◆ Problem requirements
Set the records down again exactly, apart from any pictures in them.

Supplied data below:

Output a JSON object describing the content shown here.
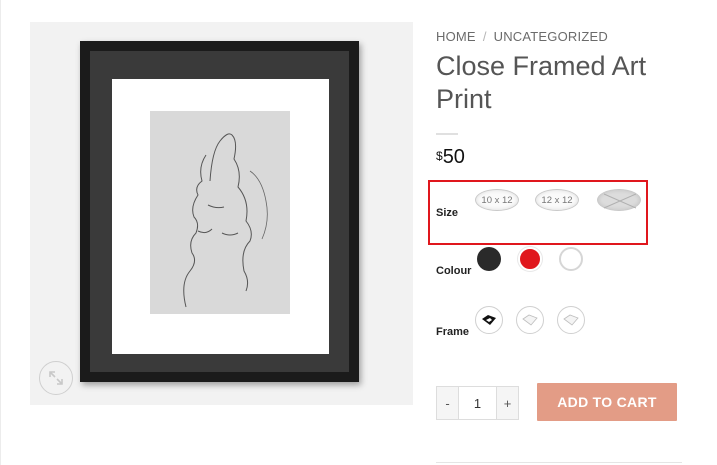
{
  "breadcrumb": {
    "home": "HOME",
    "separator": "/",
    "category": "UNCATEGORIZED"
  },
  "product": {
    "title": "Close Framed Art Print",
    "price_currency": "$",
    "price_amount": "50"
  },
  "attributes": {
    "size": {
      "label": "Size",
      "options": [
        {
          "label": "10 x 12",
          "available": true
        },
        {
          "label": "12 x 12",
          "available": true
        },
        {
          "label": "",
          "available": false
        }
      ]
    },
    "colour": {
      "label": "Colour",
      "options": [
        {
          "name": "black",
          "color": "#2a2a2a"
        },
        {
          "name": "red",
          "color": "#e0171d"
        },
        {
          "name": "white",
          "color": "#ffffff"
        }
      ]
    },
    "frame": {
      "label": "Frame",
      "options": [
        {
          "name": "black-frame",
          "color": "#1b1b1b"
        },
        {
          "name": "white-frame",
          "color": "#f2f2f2"
        },
        {
          "name": "white-frame-2",
          "color": "#f2f2f2"
        }
      ]
    }
  },
  "cart": {
    "quantity": "1",
    "minus": "-",
    "plus": "+",
    "add_label": "ADD TO CART",
    "button_color": "#e39c86"
  },
  "highlight_color": "#e0171d"
}
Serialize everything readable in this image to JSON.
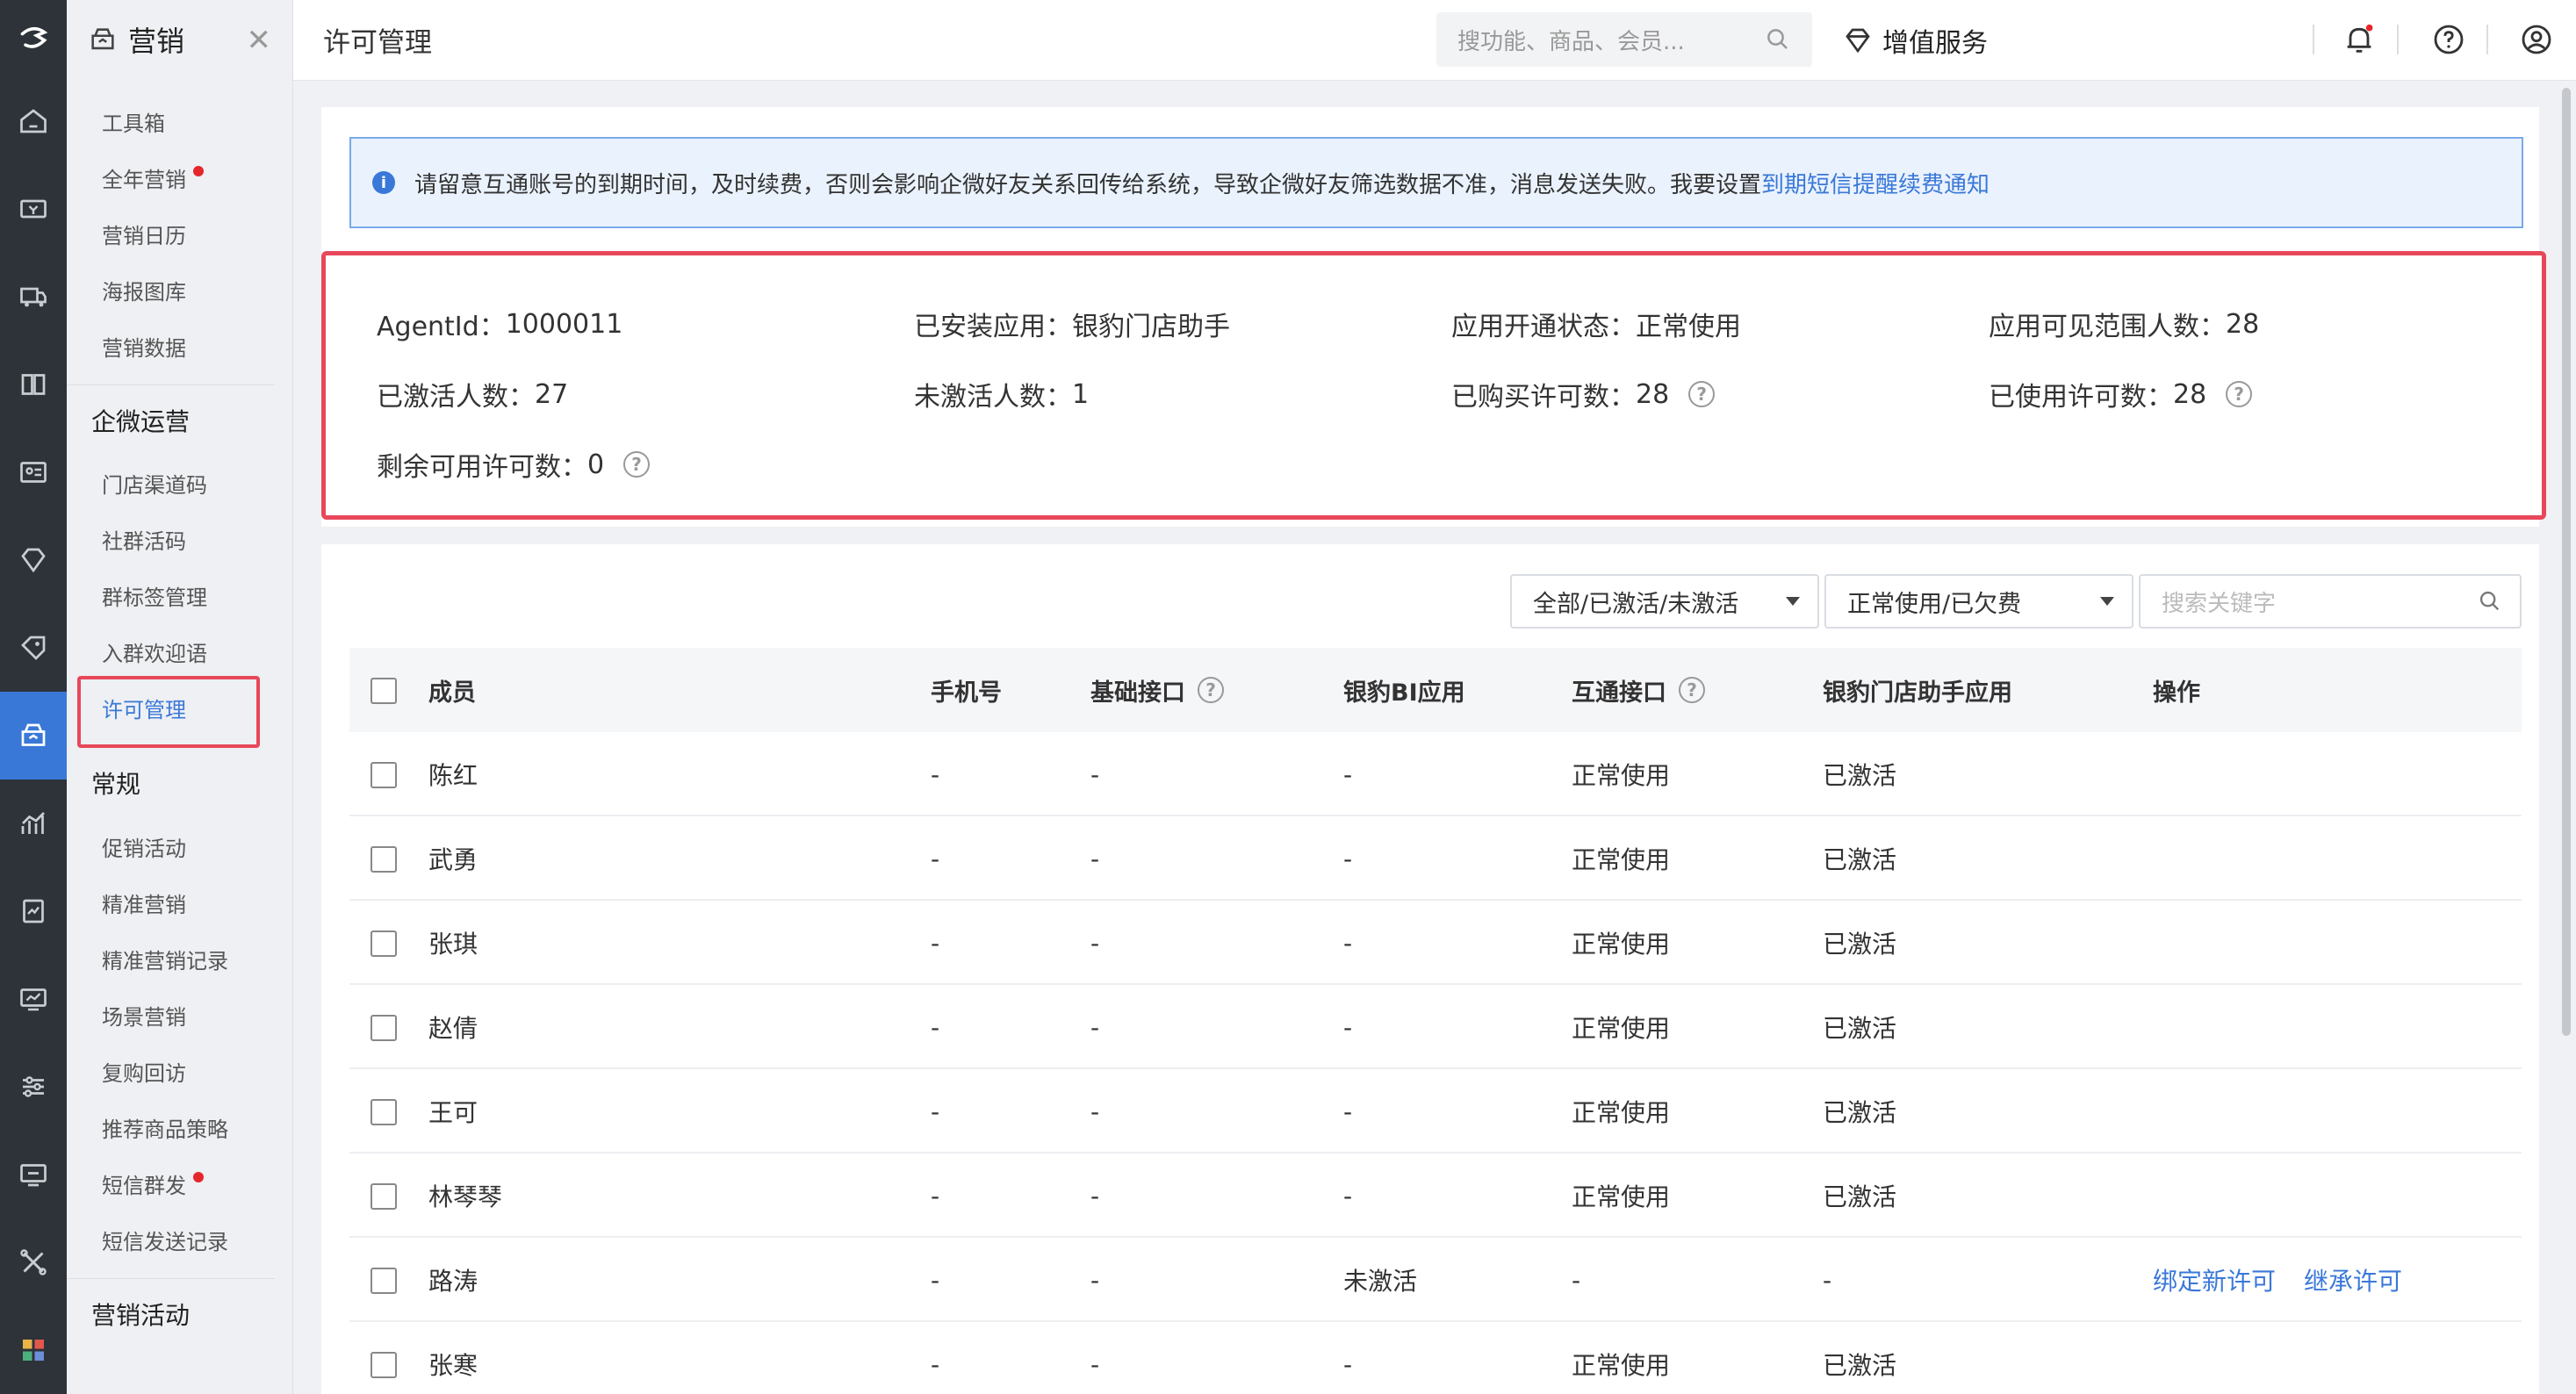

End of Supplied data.

◆ Response to the task
Output a JSON object describing the content shown here.
{
  "breadcrumb": {
    "home": "HOME",
    "separator": "/",
    "category": "UNCATEGORIZED"
  },
  "product": {
    "title": "Close Framed Art Print",
    "price_currency": "$",
    "price_amount": "50"
  },
  "attributes": {
    "size": {
      "label": "Size",
      "options": [
        {
          "label": "10 x 12",
          "available": true
        },
        {
          "label": "12 x 12",
          "available": true
        },
        {
          "label": "",
          "available": false
        }
      ]
    },
    "colour": {
      "label": "Colour",
      "options": [
        {
          "name": "black",
          "color": "#2a2a2a"
        },
        {
          "name": "red",
          "color": "#e0171d"
        },
        {
          "name": "white",
          "color": "#ffffff"
        }
      ]
    },
    "frame": {
      "label": "Frame",
      "options": [
        {
          "name": "black-frame",
          "color": "#1b1b1b"
        },
        {
          "name": "white-frame",
          "color": "#f2f2f2"
        },
        {
          "name": "white-frame-2",
          "color": "#f2f2f2"
        }
      ]
    }
  },
  "cart": {
    "quantity": "1",
    "minus": "-",
    "plus": "+",
    "add_label": "ADD TO CART",
    "button_color": "#e39c86"
  },
  "highlight_color": "#e0171d"
}
Serialize everything readable in this image to JSON.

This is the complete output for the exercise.